I’m curious about the position of the hands in old school watches and clocks. It’s a time of day (or night) when both hands point in the same position. I scrutinized this for a moment. Not true, I say, 9:45 is also a time when both the hour and the minute hand point in the same direction; not to mention 6:30 and 12 noon.

Not true again. If you compensate for the minutes in which the hour hand gradually moves into position toward the next hour, the little hand on a clock is already 75% into the nine position. So technically, the time in which both hands intersect is around 9:47 or 9:48. Same is true for 6:30. At that hour, the two hands don’t run into each other until 6:33 which is the halfway point between the number six and the number 7.

Why does this matter?

It is the only place I can go as a result of thinking about the number 123 which was the anniversary date when I successfully got myself a date with my high school sweetheart. It was a turning point for me because she was too good for me. In those days, it was a big deal, at least on TV, about how guys constantly forgot their anniversary date and I thought the number 123 was easy to remember for the month and date in which we carpooled to the Griffith Park Observatory. We had planned to see the laserium show consisting of popular music (rock) but instead took in the classical music show, which was alright with me because I had grown up on that stuff having taken piano lessons until I was about twelve.

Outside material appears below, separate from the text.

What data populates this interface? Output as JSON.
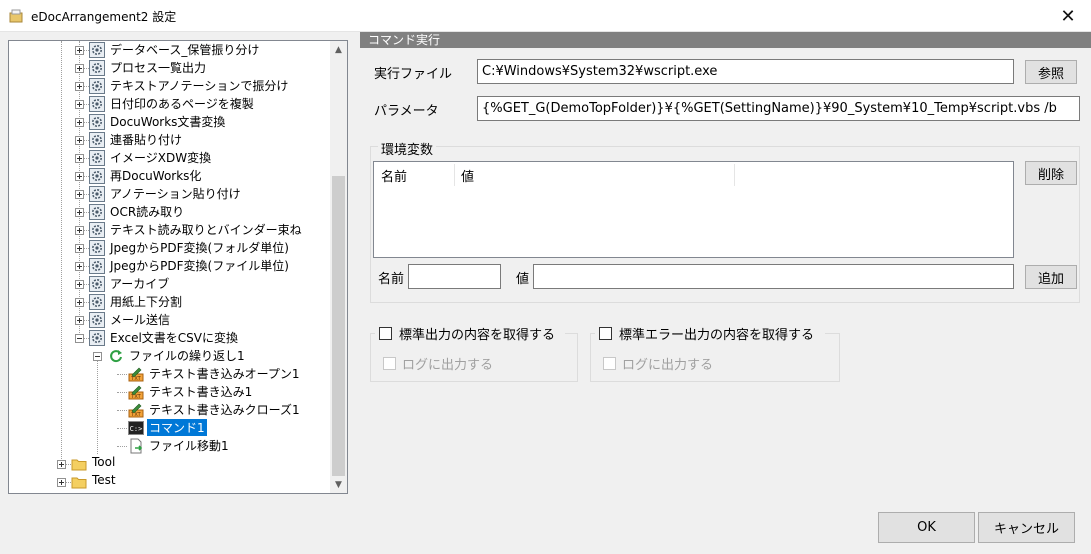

Telephone conversation

I figured out a new way to remember our first date


It’s 123. The numbers 1&2 represent the month, and the numbers 2&3 represent the date. Now I only have to remember the year.

So that’s my story about the number 123, which doesn’t make sense because that date fell on a Thursday. But it’s the only date I’ve had that’s meant more to me than any other day with a girl on a so-called first, second, third, home-run date.

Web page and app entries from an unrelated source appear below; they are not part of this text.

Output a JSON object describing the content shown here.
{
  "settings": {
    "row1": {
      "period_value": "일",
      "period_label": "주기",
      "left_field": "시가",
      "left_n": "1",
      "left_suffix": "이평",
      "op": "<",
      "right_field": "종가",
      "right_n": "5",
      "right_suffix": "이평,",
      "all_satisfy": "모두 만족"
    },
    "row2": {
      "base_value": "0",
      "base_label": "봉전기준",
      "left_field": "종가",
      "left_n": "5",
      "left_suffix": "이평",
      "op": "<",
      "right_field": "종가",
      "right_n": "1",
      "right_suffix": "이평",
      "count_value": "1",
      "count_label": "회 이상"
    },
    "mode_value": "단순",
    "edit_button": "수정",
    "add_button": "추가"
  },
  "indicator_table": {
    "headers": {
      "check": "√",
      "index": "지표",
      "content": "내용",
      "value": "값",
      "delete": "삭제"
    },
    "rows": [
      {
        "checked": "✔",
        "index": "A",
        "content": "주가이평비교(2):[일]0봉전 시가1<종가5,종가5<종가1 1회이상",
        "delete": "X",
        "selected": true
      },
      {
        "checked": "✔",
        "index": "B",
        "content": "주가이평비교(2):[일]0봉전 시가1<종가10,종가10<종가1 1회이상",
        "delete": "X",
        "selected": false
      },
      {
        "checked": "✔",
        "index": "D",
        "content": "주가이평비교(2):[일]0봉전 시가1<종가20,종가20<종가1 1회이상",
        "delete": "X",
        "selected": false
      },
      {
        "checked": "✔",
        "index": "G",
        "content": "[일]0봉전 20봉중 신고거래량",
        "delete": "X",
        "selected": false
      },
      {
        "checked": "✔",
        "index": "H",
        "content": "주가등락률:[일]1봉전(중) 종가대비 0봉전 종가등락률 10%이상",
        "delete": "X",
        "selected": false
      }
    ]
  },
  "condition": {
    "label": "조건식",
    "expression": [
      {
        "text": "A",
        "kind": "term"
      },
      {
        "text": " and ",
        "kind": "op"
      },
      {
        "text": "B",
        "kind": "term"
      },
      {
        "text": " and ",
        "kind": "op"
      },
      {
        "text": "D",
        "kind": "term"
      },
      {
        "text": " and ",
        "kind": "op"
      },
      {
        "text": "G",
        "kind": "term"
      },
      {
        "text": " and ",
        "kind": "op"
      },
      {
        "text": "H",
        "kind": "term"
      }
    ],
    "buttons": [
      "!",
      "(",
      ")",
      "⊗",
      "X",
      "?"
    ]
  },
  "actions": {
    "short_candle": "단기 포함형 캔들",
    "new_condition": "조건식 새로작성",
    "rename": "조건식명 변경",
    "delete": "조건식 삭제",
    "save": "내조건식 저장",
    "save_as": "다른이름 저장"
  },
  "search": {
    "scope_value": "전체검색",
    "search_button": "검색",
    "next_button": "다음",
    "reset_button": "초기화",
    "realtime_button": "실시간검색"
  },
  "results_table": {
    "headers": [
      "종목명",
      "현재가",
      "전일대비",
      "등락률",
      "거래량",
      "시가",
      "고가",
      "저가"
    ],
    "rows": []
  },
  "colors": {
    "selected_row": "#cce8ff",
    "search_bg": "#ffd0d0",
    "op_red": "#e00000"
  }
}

Who's Chad (what's his name) on 103.1FM?

I’m stubborn. I refuse to go back to school to learn a few computer skills the easy way because school sucks. I feel there should be no need for school since I work in a place that is swarming with books. Those XML books are just too complicated and my brain works in a way that naively sees something fun to do and I skip chapters to try to get them functional on my computer. Then everything crashes and I end having to re-install stuff. Sometimes it even means losing some of my files. That’s not cool.

Anyway, this may sound nerdy, but here wee go: certain word processing software I have running on this machine contain the feature of saving in various formats. One of them is HTML. The plus about utilizing a WP before copying and pasting entire text to the post entry field on lj is that I can spell check quicker, verify that my text is the way I formatted it (bold, indexed, underlined, hot linked, etc.)

I have bundled software called AppleWorks. I like the way it transforms my special characters into… (hmmn? whatchamacallit) escape codes. In other words, when I want to type something like a dagger symbol, I can use code like this

† or the numeric hexadecimal value for that symbol. Nifty, huh. I dunno if I have the option to indicate that I want a black heart glyph or a skull and bones glymph in my composition, rather than an umlaut over the letter “u” or a tilde over an “n”, but it’s the thought that counts. I just feel that this feature has promise for hacking in and making changes so that all the cool UTF32 characters are represented. I mean, there’s glyphs in unicode that symbolize the radiation symbol and the hazard chemical symbol, but one symbol I never see is the three pointed symbol for the Japanese god of war.


Bumper stickers in California

This is from a study started from urbaniak about a mysterious bumper sticker he saw. In an effort to help bring some logical meaning to it, others have taken the task of juggling the letters. A noble deed as movie fans and fiction readers have been bitten by the conspiracy bug after The Da Vinci code. I’m posting this to my blog a bit hastily. I like the results of what toddalcott came up with in his attempt to decipher the political slogans. Although I believe deciphering text should include the distortion of letters, since soft "s" and ß have been obliterated from the alphabet (now I see why my calligraphy teacher was right when he said "there is no 's' in the alphabet"), and I don't know if you've noticed, but when people speak, they tend to pronounce their "t" as "d". I'm convinced that the slogan must include the "porn" word so here's my 2¢.

W. gustily flout harder porn, she bisected yogurt, a herbicides late emote